While the 116th Christmas Bird Count field season has concluded, the data entry season is still in full swing! As of early February over 1600 counts have been completed online and are viewable to the public through the Current Year’s Results reports in the CBC website, with at least another 1000 expected to come in before it’s all said and done.
While it’s still too early to draw any major conclusions regarding the 116th CBC results, clearly a driving factor in the season was the weather effects of the major El Niño event in the Pacific Ocean. These events drive continental weather in North America, and significant varying effects were experienced by CBC participants across the continent. In the mid-Atlantic and Northeast, absurdly mild conditions both prior to and during the CBC season led to unusually pleasant days in the field, but (for many counts) unusually few birds tallied. Species diversity was near normal, but bird numbers were very low as mild conditions provided open water and a nearly complete lack of snowcover, and thus birds were spread across the countryside rather than being concentrated in the “usual” protected spots. Waterfowl lingered north in record numbers, adding spice to the northern counts but causing comment on the lack of ducks and geese to the south.
Meanwhile in other regions, El Niño resulted in major storms across the Southeast, south-central regions, mountainous regions, and Pacific Coast. While the snow and rain in the west will have a major positive effect on mitigating the severe drought there, it had a major negative effect on the ability for CBC participants to count birds—or even conduct their counts. It will be interesting to see how this all plays out in the final results of the 116th Christmas Bird Count.
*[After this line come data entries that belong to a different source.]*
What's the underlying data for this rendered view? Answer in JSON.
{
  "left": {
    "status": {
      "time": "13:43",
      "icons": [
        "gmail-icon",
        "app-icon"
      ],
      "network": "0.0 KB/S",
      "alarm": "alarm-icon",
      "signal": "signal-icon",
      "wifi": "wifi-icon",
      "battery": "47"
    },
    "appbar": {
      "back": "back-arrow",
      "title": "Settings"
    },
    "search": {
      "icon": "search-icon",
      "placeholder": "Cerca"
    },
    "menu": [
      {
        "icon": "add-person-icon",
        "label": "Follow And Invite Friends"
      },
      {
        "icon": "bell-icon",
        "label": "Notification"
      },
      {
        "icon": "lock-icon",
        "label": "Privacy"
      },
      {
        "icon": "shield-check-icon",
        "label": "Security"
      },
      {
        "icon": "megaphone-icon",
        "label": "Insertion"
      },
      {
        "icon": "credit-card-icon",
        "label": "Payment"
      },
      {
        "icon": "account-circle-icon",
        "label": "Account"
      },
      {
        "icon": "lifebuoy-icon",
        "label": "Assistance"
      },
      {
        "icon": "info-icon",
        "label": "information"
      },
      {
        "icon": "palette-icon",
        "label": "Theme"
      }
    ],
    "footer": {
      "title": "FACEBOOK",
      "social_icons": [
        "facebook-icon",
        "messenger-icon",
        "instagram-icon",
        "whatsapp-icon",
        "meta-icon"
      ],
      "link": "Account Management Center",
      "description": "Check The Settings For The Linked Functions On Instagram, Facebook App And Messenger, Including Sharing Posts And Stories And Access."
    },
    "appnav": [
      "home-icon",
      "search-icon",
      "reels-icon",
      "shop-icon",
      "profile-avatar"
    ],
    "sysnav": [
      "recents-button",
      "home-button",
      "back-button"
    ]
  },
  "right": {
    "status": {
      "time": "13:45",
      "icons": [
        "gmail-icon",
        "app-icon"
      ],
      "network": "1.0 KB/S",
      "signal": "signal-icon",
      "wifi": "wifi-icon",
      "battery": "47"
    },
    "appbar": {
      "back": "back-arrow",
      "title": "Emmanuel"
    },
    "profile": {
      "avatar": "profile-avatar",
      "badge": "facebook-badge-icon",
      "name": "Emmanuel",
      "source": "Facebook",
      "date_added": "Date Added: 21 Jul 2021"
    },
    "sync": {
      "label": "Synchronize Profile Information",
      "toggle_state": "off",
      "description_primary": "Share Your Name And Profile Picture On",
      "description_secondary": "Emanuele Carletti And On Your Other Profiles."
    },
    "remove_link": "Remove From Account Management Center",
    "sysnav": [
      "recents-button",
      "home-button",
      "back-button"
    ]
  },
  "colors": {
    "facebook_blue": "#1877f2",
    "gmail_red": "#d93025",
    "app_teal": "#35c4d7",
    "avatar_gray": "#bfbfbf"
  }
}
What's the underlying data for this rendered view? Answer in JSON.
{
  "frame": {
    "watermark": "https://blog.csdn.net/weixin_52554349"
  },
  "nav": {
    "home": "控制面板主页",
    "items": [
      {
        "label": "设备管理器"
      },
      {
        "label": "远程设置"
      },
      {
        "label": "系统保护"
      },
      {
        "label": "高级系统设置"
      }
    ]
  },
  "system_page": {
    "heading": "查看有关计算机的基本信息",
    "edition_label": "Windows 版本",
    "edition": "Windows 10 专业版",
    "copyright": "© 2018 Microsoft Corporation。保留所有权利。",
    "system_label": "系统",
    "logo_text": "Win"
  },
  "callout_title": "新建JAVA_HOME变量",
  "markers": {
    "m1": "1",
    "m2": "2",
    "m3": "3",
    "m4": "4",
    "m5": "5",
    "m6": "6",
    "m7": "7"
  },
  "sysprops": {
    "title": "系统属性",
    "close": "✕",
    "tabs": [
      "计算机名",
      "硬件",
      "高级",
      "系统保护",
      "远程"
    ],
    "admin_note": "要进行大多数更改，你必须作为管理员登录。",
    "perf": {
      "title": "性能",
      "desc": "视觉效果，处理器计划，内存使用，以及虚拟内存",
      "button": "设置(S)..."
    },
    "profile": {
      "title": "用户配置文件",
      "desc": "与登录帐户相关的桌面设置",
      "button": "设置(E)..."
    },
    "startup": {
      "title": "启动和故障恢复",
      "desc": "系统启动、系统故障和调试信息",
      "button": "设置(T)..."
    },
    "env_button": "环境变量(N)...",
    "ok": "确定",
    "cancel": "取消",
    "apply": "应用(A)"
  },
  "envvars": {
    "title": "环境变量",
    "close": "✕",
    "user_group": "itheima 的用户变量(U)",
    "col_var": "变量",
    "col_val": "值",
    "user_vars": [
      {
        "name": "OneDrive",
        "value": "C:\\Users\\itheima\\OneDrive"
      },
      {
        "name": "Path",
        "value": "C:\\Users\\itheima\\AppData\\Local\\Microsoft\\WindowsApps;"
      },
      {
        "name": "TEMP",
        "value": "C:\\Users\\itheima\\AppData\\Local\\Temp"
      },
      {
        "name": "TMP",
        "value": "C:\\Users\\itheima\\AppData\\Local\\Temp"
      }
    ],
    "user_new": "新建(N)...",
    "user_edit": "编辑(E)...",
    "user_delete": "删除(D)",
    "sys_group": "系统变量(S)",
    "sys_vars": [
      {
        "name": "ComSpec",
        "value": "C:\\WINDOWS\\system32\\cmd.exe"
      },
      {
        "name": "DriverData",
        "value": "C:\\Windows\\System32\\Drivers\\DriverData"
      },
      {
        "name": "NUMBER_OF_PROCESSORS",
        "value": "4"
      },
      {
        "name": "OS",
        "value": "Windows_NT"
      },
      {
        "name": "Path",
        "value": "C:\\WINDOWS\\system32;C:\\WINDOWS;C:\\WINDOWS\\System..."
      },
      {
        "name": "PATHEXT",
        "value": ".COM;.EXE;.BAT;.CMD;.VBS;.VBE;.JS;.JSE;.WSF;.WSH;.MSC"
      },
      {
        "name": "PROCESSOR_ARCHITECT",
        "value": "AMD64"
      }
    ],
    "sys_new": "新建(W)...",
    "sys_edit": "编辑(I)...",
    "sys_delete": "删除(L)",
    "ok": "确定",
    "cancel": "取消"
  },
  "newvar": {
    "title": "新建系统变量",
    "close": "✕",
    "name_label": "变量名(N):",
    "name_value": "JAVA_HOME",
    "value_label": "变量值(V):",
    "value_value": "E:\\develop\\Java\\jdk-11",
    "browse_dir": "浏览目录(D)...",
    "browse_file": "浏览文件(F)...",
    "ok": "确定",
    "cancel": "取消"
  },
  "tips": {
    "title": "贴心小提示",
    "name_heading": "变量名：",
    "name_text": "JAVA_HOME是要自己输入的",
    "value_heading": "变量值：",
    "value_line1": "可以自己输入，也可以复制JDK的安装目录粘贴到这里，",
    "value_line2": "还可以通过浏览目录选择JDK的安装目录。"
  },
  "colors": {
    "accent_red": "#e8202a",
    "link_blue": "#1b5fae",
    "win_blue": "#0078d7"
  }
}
Despite all the “interesting” weather, some astounding birds were tallied on Christmas Bird Counts across the continent (and beyond!). Two Eurasian thrush species were tallied in the western regions—a Fieldfare at Missoula, Montana, and a Redwing on the Victoria, British Columbia count. Further afield, a new first-ever CBC record was a surprise Eurasian Marsh-Harrier at Bermuda!